A data breach at large UK software company Sage may have compromised personal information for employees at 280 UK businesses, it is understood. Police are investigating the breach and Sage is probing the “unauthorised access” of data by someone using an “internal” company computer login.
IT security experts from ESET, Lieberman Software, AlienVault, MIRACL and Certes Networks commented below.
Mark James, Security Specialist at ESET:
“One of the weakest links in any organisation are the users, you can have as many security features as you like but most of the time someone somewhere needs access to it in one way or another. If that user gets compromised or joins the dark side then that data could be at risk. Of course there are lots of things you can do to make it difficult; making sure only some of the network is accessible through segregated access, masking certain stored information to ensure it’s not viewable in its entirety. Encrypting the data that’s stored in the databases and of course making sure that every single task or keystroke is audited. But typically your admins will need to access a large chunk of that data to keep it happy and accessible for all, insider threats are on the up, it’s no longer sufficient to assume your biggest threats are from external attacks.”
Jonathan Sander, VP of Product Strategy at Lieberman Software:
“The Sage breach is a reminder that despite all the headlines about bad guys trying to break in there is an ever present danger from within, too. Often firms spend tons of money protecting against outsiders getting in, but fall into the “we trust our people” tap when it comes to insider threat. The trouble with trusting staff is that they’re likely worthy of that trust until the moment they become disgruntled – and there’s no way to see that moment happen. Every organization must shift to a least trust model for inside security, and even make the goal zero trust. Every scrap of sensitive information should be under a least permission model in files, folders, email systems, and inside applications. Very rigorous process must be applied to IT administrators and the privileged access they have because it can bypass all your strong security if you’re not careful.”

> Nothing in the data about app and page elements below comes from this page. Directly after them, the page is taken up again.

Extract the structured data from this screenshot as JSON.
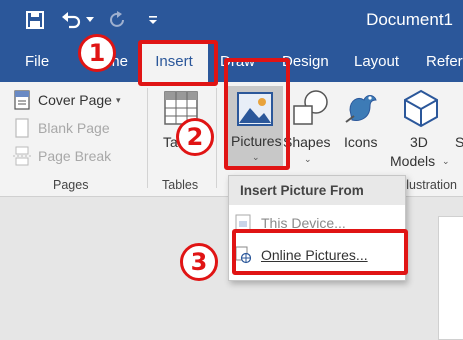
{
  "title_bar": {
    "document_title": "Document1",
    "icons": [
      "save-icon",
      "undo-icon",
      "undo-dropdown-icon",
      "redo-icon",
      "customize-quick-access-icon"
    ]
  },
  "tabs": [
    "File",
    "Home",
    "Insert",
    "Draw",
    "Design",
    "Layout",
    "Refere"
  ],
  "active_tab": "Insert",
  "ribbon": {
    "pages_group": {
      "cover_page": "Cover Page",
      "blank_page": "Blank Page",
      "page_break": "Page Break",
      "label": "Pages"
    },
    "tables_group": {
      "table": "Table",
      "label": "Tables"
    },
    "illustrations_group": {
      "pictures": "Pictures",
      "shapes": "Shapes",
      "icons": "Icons",
      "models_line1": "3D",
      "models_line2": "Models",
      "label_partial": "Illustration",
      "cut_off_button": "S"
    }
  },
  "dropdown": {
    "header": "Insert Picture From",
    "items": [
      "This Device...",
      "Online Pictures..."
    ]
  },
  "annotations": {
    "step1": "1",
    "step2": "2",
    "step3": "3"
  },
  "colors": {
    "accent": "#2b579a",
    "annotation_red": "#e01414",
    "ribbon_bg": "#f3f3f3"
  }
}
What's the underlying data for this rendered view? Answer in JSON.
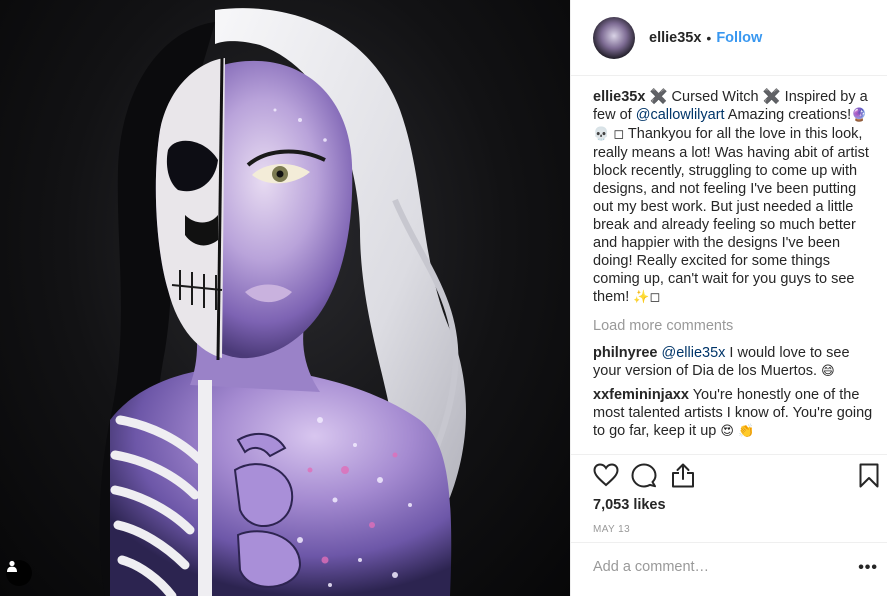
{
  "post": {
    "username": "ellie35x",
    "dot": "•",
    "follow_label": "Follow",
    "caption": {
      "username": "ellie35x",
      "part1": " ✖️ Cursed Witch ✖️ Inspired by a few of ",
      "mention": "@callowlilyart",
      "part2": " Amazing creations!",
      "emojis1": "🔮 💀 ◻",
      "part3": " Thankyou for all the love in this look, really means a lot! Was having abit of artist block recently, struggling to come up with designs, and not feeling I've been putting out my best work. But just needed a little break and already feeling so much better and happier with the designs I've been doing! Really excited for some things coming up, can't wait for you guys to see them!",
      "emojis2": "✨◻"
    },
    "load_more": "Load more comments",
    "comments": [
      {
        "username": "philnyree",
        "mention": "@ellie35x",
        "text": " I would love to see your version of Dia de los Muertos. ",
        "emoji": "😄"
      },
      {
        "username": "xxfemininjaxx",
        "text": " You're honestly one of the most talented artists I know of. You're going to go far, keep it up ",
        "emoji": "😍 👏"
      }
    ],
    "likes": "7,053 likes",
    "date": "MAY 13",
    "add_comment_placeholder": "Add a comment…",
    "more_label": "•••"
  },
  "icons": {
    "like": "heart-icon",
    "comment": "comment-icon",
    "share": "share-icon",
    "save": "bookmark-icon",
    "tag": "person-tag-icon"
  },
  "colors": {
    "link_blue": "#3897f0",
    "mention_blue": "#003569",
    "muted_gray": "#999999",
    "text": "#262626"
  }
}
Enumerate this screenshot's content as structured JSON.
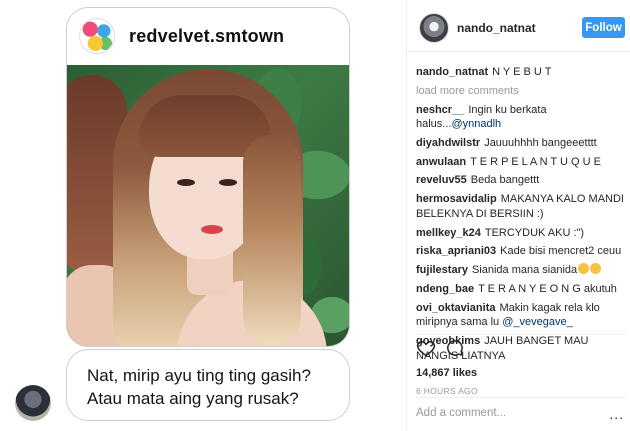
{
  "post": {
    "account": "redvelvet.smtown",
    "caption_lines": [
      "Nat, mirip ayu ting ting gasih?",
      "Atau mata aing yang rusak?"
    ]
  },
  "sidebar": {
    "username": "nando_natnat",
    "follow_label": "Follow",
    "caption": {
      "user": "nando_natnat",
      "text": "N Y E B U T"
    },
    "load_more": "load more comments",
    "comments": [
      {
        "user": "neshcr__",
        "text": "Ingin ku berkata halus...",
        "mention": "@ynnadlh"
      },
      {
        "user": "diyahdwilstr",
        "text": "Jauuuhhhh bangeeetttt"
      },
      {
        "user": "anwulaan",
        "text": "T E R P E L A N T U Q U E"
      },
      {
        "user": "reveluv55",
        "text": "Beda bangettt"
      },
      {
        "user": "hermosavidalip",
        "text": "MAKANYA KALO MANDI BELEKNYA DI BERSIIN :)"
      },
      {
        "user": "mellkey_k24",
        "text": "TERCYDUK AKU :\")"
      },
      {
        "user": "riska_apriani03",
        "text": "Kade bisi mencret2 ceuu"
      },
      {
        "user": "fujilestary",
        "text": "Sianida mana sianida",
        "emoji_count": 2
      },
      {
        "user": "ndeng_bae",
        "text": "T E R A N Y E O N G akutuh"
      },
      {
        "user": "ovi_oktavianita",
        "text": "Makin kagak rela klo miripnya sama lu ",
        "mention": "@_vevegave_"
      },
      {
        "user": "goyeobkims",
        "text": "JAUH BANGET MAU NANGIS LIATNYA"
      }
    ],
    "likes": "14,867 likes",
    "time_ago": "6 HOURS AGO",
    "add_comment_placeholder": "Add a comment...",
    "more_label": "..."
  },
  "colors": {
    "follow_button": "#3897f0",
    "mention": "#003569",
    "muted": "#999999"
  },
  "icons": [
    "heart-icon",
    "comment-icon"
  ]
}
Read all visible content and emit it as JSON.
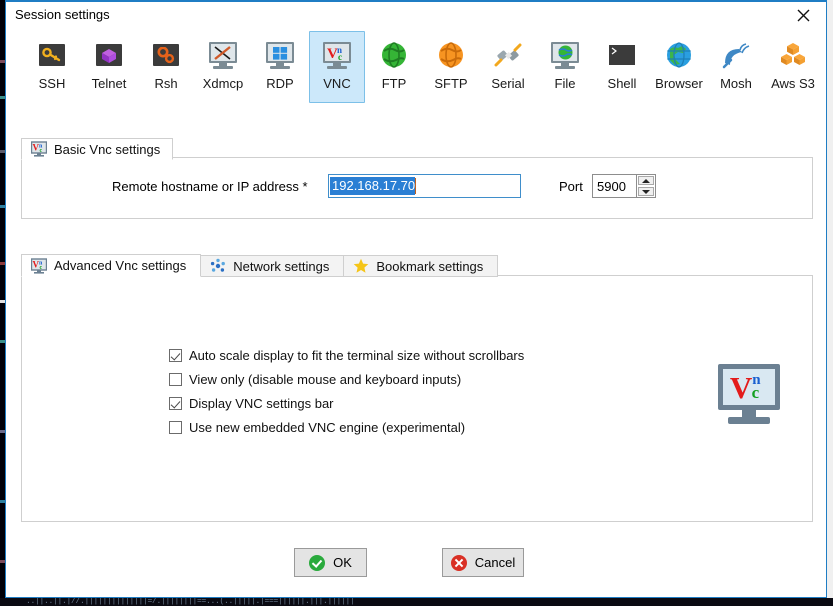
{
  "window": {
    "title": "Session settings",
    "close_icon": "close-icon"
  },
  "protocols": [
    {
      "id": "ssh",
      "label": "SSH",
      "icon": "key-icon",
      "selected": false
    },
    {
      "id": "telnet",
      "label": "Telnet",
      "icon": "cube-icon",
      "selected": false
    },
    {
      "id": "rsh",
      "label": "Rsh",
      "icon": "gears-icon",
      "selected": false
    },
    {
      "id": "xdmcp",
      "label": "Xdmcp",
      "icon": "x-monitor-icon",
      "selected": false
    },
    {
      "id": "rdp",
      "label": "RDP",
      "icon": "windows-monitor-icon",
      "selected": false
    },
    {
      "id": "vnc",
      "label": "VNC",
      "icon": "vnc-monitor-icon",
      "selected": true
    },
    {
      "id": "ftp",
      "label": "FTP",
      "icon": "green-globe-icon",
      "selected": false
    },
    {
      "id": "sftp",
      "label": "SFTP",
      "icon": "orange-globe-icon",
      "selected": false
    },
    {
      "id": "serial",
      "label": "Serial",
      "icon": "plug-icon",
      "selected": false
    },
    {
      "id": "file",
      "label": "File",
      "icon": "globe-monitor-icon",
      "selected": false
    },
    {
      "id": "shell",
      "label": "Shell",
      "icon": "terminal-icon",
      "selected": false
    },
    {
      "id": "browser",
      "label": "Browser",
      "icon": "blue-globe-icon",
      "selected": false
    },
    {
      "id": "mosh",
      "label": "Mosh",
      "icon": "satellite-dish-icon",
      "selected": false
    },
    {
      "id": "awss3",
      "label": "Aws S3",
      "icon": "aws-cubes-icon",
      "selected": false
    }
  ],
  "basic_group": {
    "tab_label": "Basic Vnc settings",
    "tab_icon": "vnc-monitor-icon",
    "host_label": "Remote hostname or IP address *",
    "host_value": "192.168.17.70",
    "host_placeholder": "",
    "port_label": "Port",
    "port_value": "5900"
  },
  "advanced_group": {
    "tabs": [
      {
        "id": "advanced",
        "label": "Advanced Vnc settings",
        "icon": "vnc-monitor-icon",
        "active": true
      },
      {
        "id": "network",
        "label": "Network settings",
        "icon": "network-dots-icon",
        "active": false
      },
      {
        "id": "bookmark",
        "label": "Bookmark settings",
        "icon": "star-icon",
        "active": false
      }
    ],
    "options": [
      {
        "id": "auto-scale",
        "label": "Auto scale display to fit the terminal size without scrollbars",
        "checked": true
      },
      {
        "id": "view-only",
        "label": "View only (disable mouse and keyboard inputs)",
        "checked": false
      },
      {
        "id": "settings-bar",
        "label": "Display VNC settings bar",
        "checked": true
      },
      {
        "id": "new-engine",
        "label": "Use new embedded VNC engine (experimental)",
        "checked": false
      }
    ],
    "logo": {
      "icon": "vnc-logo-icon",
      "letter_v": "V",
      "letter_n": "n",
      "letter_c": "c"
    }
  },
  "footer": {
    "ok_label": "OK",
    "ok_icon": "green-check-icon",
    "cancel_label": "Cancel",
    "cancel_icon": "red-x-icon"
  },
  "background": {
    "strip_text": "..||..||.|//.||||||||||||||=/.||||||||==...(..|||||.|===||||||.|||.||||||"
  },
  "colors": {
    "accent": "#1f7dc4",
    "selection": "#2a7fd4",
    "tab_selected_bg": "#cce8fa",
    "ok_green": "#2aaa3d",
    "cancel_red": "#d93025"
  }
}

Javvad Malik, Security Advocate at AlienVault:
“Insider threats are a growing concern for many companies. Ever since Edward Snowden became the poster-child to showcase the immense damage a motivated malicious insider can cause, more efforts have been put into understanding, preventing and detecting this threat.
We can define an insider as an individual with legitimate access within the corporate perimeter – be it physical or virtual. This would include permanent and temporary employees, 3rd party contractors as well as 3rd party support companies and outsourced service providers.
Typically, a threat is defined as something or someone exploiting a vulnerability in a target. In the case of insiders, this can be reframed as someone abusing their trust.
Detecting insider threats are not as straightforward as blocking attacks at the perimeter. Like many security controls, the concept of defense in depth can be applied where a collection of procedural, user, and technical controls can be applied to detect suspicious activity.”
Brian Spector, CEO at MIRACL:
“Personal and financial data is one of the most valuable commodities on the Internet today. This kind of data fuels the multi-billion dollar business of identity fraud on the dark net, and is therefore a prime target for any hacker, or motivated insider, to exploit.
But whether this particular incident was motivated by financial gain, or some other motive, the breach suggests that inadequate security measures were being used. Using old technologies such as username and password, it’s pretty easy for a hacker or insider to steal the relevant credentials and gain access to sensitive data. In reality, any organisation that houses such a treasure trove of financial data should be using stronger security measures such as biometrics or multi-factor authentication, to prevent such ‘unauthorised access’ to data. The username and password system is old technology that is simply not up to the standard required to secure the deep information and private services that we all store and access online today. By contrast, new, secure methods of multi-factor authentication can make database hacks, stolen credentials, password reuse and social engineering a thing of the past.”
Paul German, VP EMEA at Certes Networks:
“The fact that Sage does not know the full extent of the data breach shows that the company does not have adequate segmentation in place. Quite simply, if Sage had cryptographically segmented its security system into predefined and clearly understood fragments, the breach would have been more manageable, instead of system wide, and Sage would know the parts of the network infrastructure that have been hacked. Sage should have a crypto-segmentation strategy in place, which would ensure that all sensitive application flows inside and outside the perimeter are encrypted, creating a clean and unbreakable link between each user and the permitted data and applications. As a result, if a breach does occur, the hacker is limited with the information and data that it is able to exploit.
Additionally, it must be asked as to how this breach was able to happen in the first place. Why could an internal user’s login permit access to confidential customer data and why wasn’t it stored in an encrypted format? This attack shows the need for organisations to adopt a Zero trust strategy, which assumes that there is no such thing as a trusted network or IT environment. Instead, every user, device, network and application must be treated as untrusted, and all enterprise systems should be considered already compromised.”